■ What this task involves:
Go through the data below. Pull out every line that has the word "JSON".

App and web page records
###
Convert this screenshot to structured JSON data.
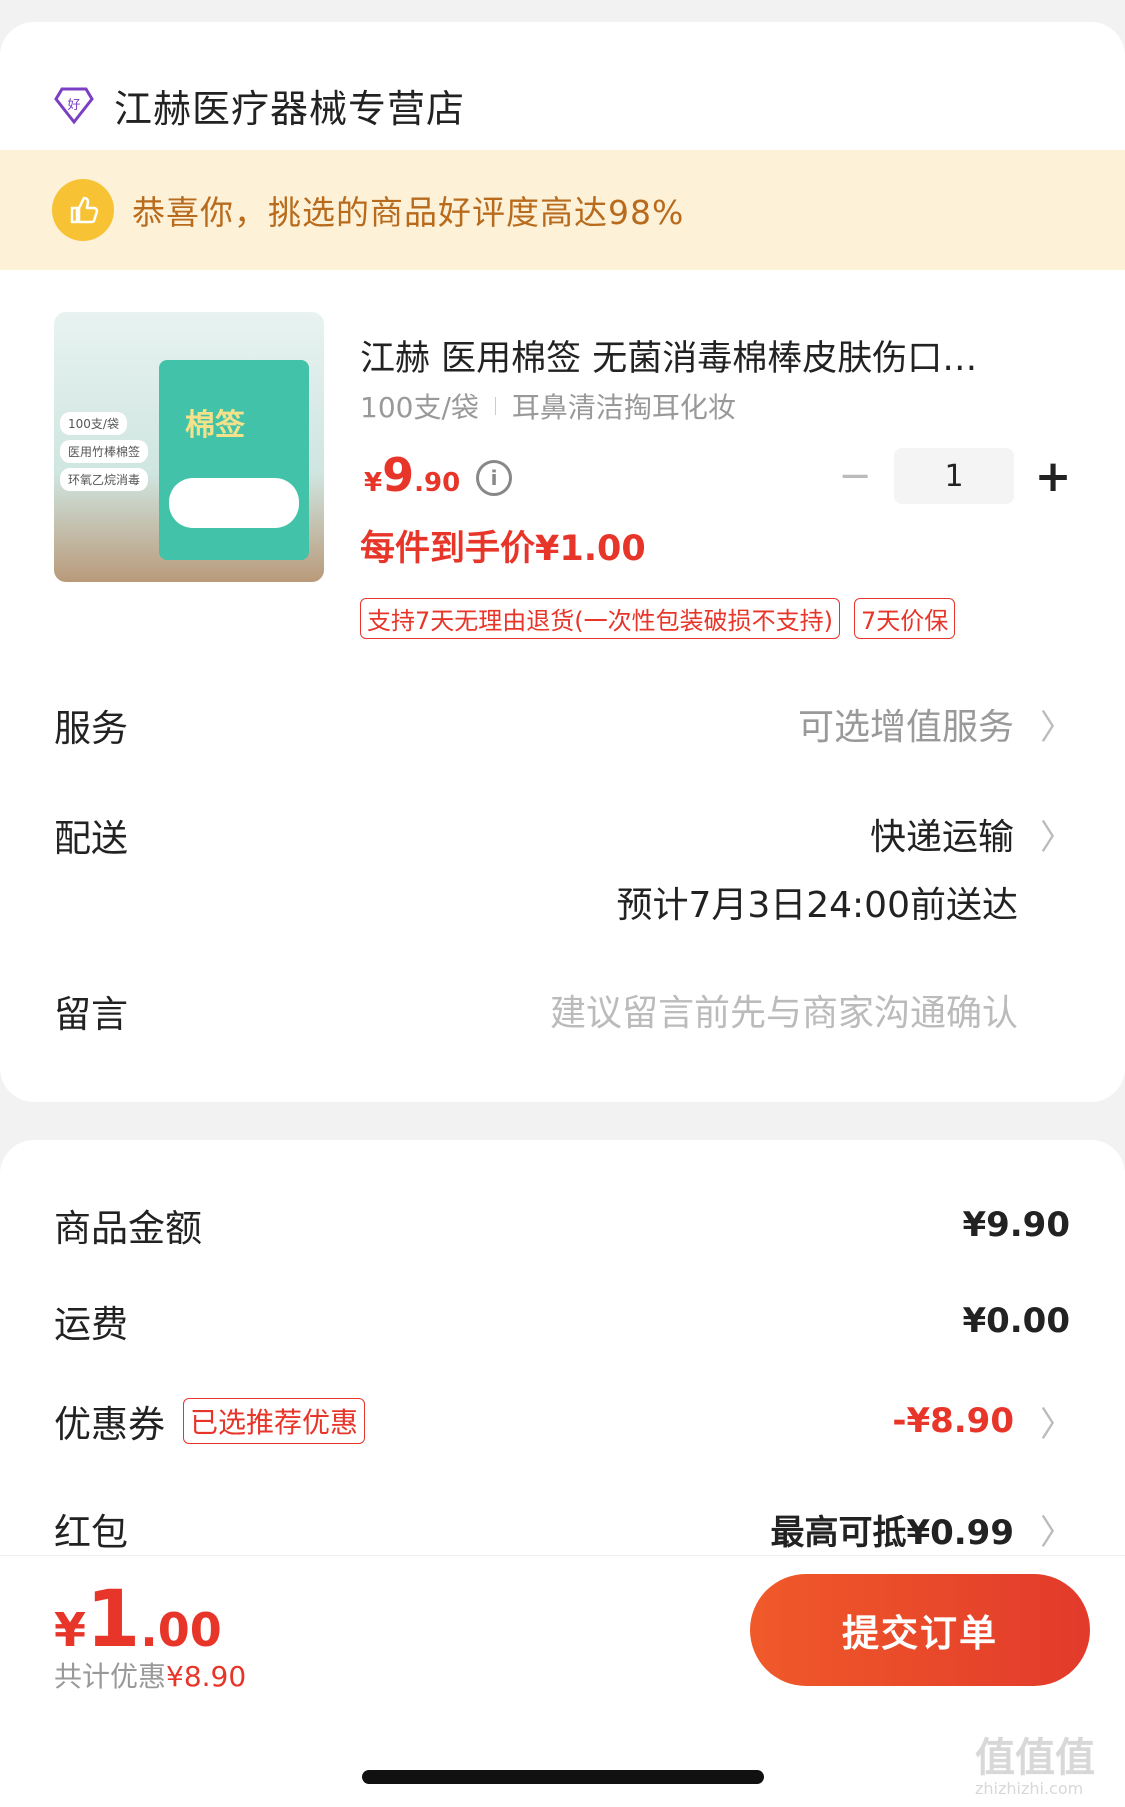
{
  "store": {
    "name": "江赫医疗器械专营店",
    "badge_icon": "good-store-diamond-icon"
  },
  "banner": {
    "text": "恭喜你，挑选的商品好评度高达98%",
    "icon": "thumbs-up-icon"
  },
  "product": {
    "image_title": "棉签",
    "image_tags": [
      "100支/袋",
      "医用竹棒棉签",
      "环氧乙烷消毒"
    ],
    "title": "江赫 医用棉签 无菌消毒棉棒皮肤伤口…",
    "spec": "100支/袋",
    "spec_extra": "耳鼻清洁掏耳化妆",
    "price": {
      "currency": "¥",
      "int": "9",
      "dec": ".90"
    },
    "hand_price": "每件到手价¥1.00",
    "tags": [
      "支持7天无理由退货(一次性包装破损不支持)",
      "7天价保"
    ]
  },
  "stepper": {
    "minus": "−",
    "qty": "1",
    "plus": "+"
  },
  "rows": {
    "service": {
      "label": "服务",
      "value": "可选增值服务"
    },
    "delivery": {
      "label": "配送",
      "value": "快递运输",
      "eta": "预计7月3日24:00前送达"
    },
    "message": {
      "label": "留言",
      "placeholder": "建议留言前先与商家沟通确认"
    }
  },
  "summary": {
    "goods": {
      "label": "商品金额",
      "amount": "¥9.90"
    },
    "shipping": {
      "label": "运费",
      "amount": "¥0.00"
    },
    "coupon": {
      "label": "优惠券",
      "tag": "已选推荐优惠",
      "amount": "-¥8.90"
    },
    "redpacket": {
      "label": "红包",
      "amount": "最高可抵¥0.99"
    }
  },
  "footer": {
    "total": {
      "currency": "¥",
      "int": "1",
      "dec": ".00"
    },
    "saved_label": "共计优惠",
    "saved_amount": "¥8.90",
    "submit": "提交订单"
  },
  "watermark": {
    "main": "值值值",
    "sub": "zhizhizhi.com"
  },
  "colors": {
    "accent": "#e8352a",
    "banner_bg": "#fdf2d8",
    "banner_text": "#b86b1d"
  }
}
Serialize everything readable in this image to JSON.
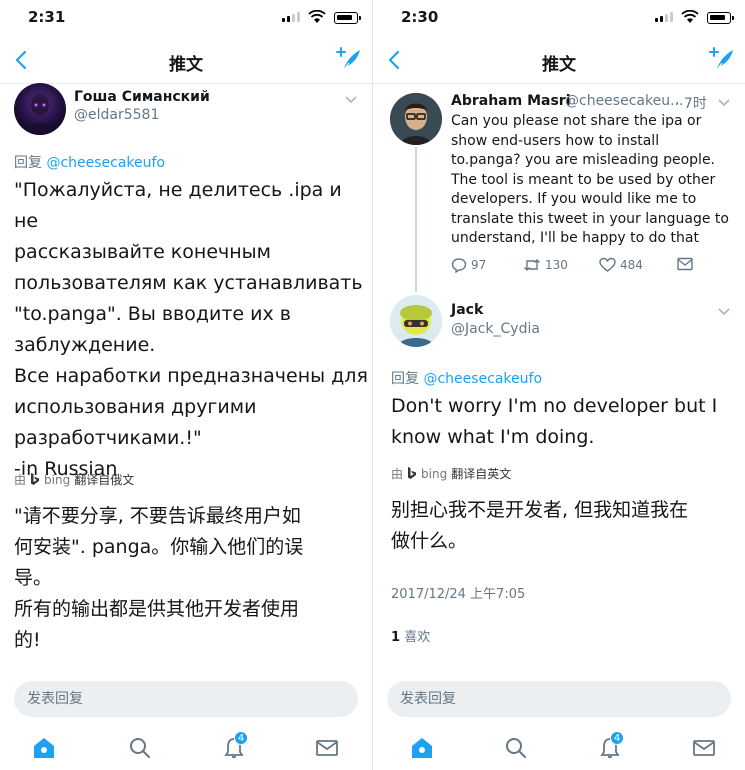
{
  "left": {
    "status": {
      "time": "2:31"
    },
    "nav": {
      "title": "推文"
    },
    "author": {
      "name": "Гоша Симанский",
      "handle": "@eldar5581"
    },
    "reply_prefix": "回复",
    "reply_to": "@cheesecakeufo",
    "body_lines": [
      "\"Пожалуйста, не делитесь .ipa и не",
      "рассказывайте конечным",
      "пользователям как устанавливать",
      "\"to.panga\". Вы вводите их в",
      "заблуждение.",
      "Все наработки предназначены для",
      "использования другими",
      "разработчиками.!\"",
      "-in Russian"
    ],
    "translate": {
      "by": "由",
      "brand": "bing",
      "label": "翻译自俄文"
    },
    "translated_lines": [
      "\"请不要分享, 不要告诉最终用户如",
      "何安装\". panga。你输入他们的误",
      "导。",
      "所有的输出都是供其他开发者使用",
      "的!"
    ],
    "reply_placeholder": "发表回复",
    "notifications_badge": "4"
  },
  "right": {
    "status": {
      "time": "2:30"
    },
    "nav": {
      "title": "推文"
    },
    "parent": {
      "name": "Abraham Masri",
      "handle": "@cheesecakeu...",
      "time": "· 7时",
      "text_lines": [
        "Can you please not share the ipa or",
        "show end-users how to install",
        "to.panga? you are misleading people.",
        "The tool is meant to be used by other",
        "developers. If you would like me to",
        "translate this tweet in your language to",
        "understand, I'll be happy to do that"
      ],
      "replies": "97",
      "retweets": "130",
      "likes": "484"
    },
    "author": {
      "name": "Jack",
      "handle": "@Jack_Cydia"
    },
    "reply_prefix": "回复",
    "reply_to": "@cheesecakeufo",
    "body_lines": [
      "Don't worry I'm no developer but I",
      "know what I'm doing."
    ],
    "translate": {
      "by": "由",
      "brand": "bing",
      "label": "翻译自英文"
    },
    "translated_lines": [
      "别担心我不是开发者, 但我知道我在",
      "做什么。"
    ],
    "timestamp": "2017/12/24 上午7:05",
    "like_count": "1",
    "like_label": "喜欢",
    "reply_placeholder": "发表回复",
    "notifications_badge": "4"
  },
  "colors": {
    "accent": "#1da1f2",
    "text": "#14171a",
    "muted": "#657786",
    "input_bg": "#eceff1"
  },
  "icons": [
    "back-arrow-icon",
    "compose-tweet-icon",
    "chevron-down-icon",
    "bing-logo-icon",
    "reply-icon",
    "retweet-icon",
    "like-icon",
    "share-icon",
    "home-icon",
    "search-icon",
    "notifications-icon",
    "messages-icon"
  ]
}
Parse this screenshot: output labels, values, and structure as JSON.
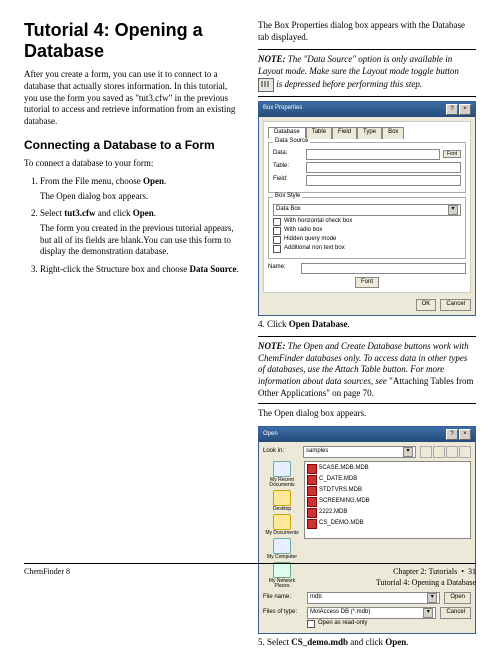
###
■ The answer:
Convert this screenshot to structured JSON data.
Serialize everything readable in this image to JSON.
Parse this screenshot: output labels, values, and structure as JSON.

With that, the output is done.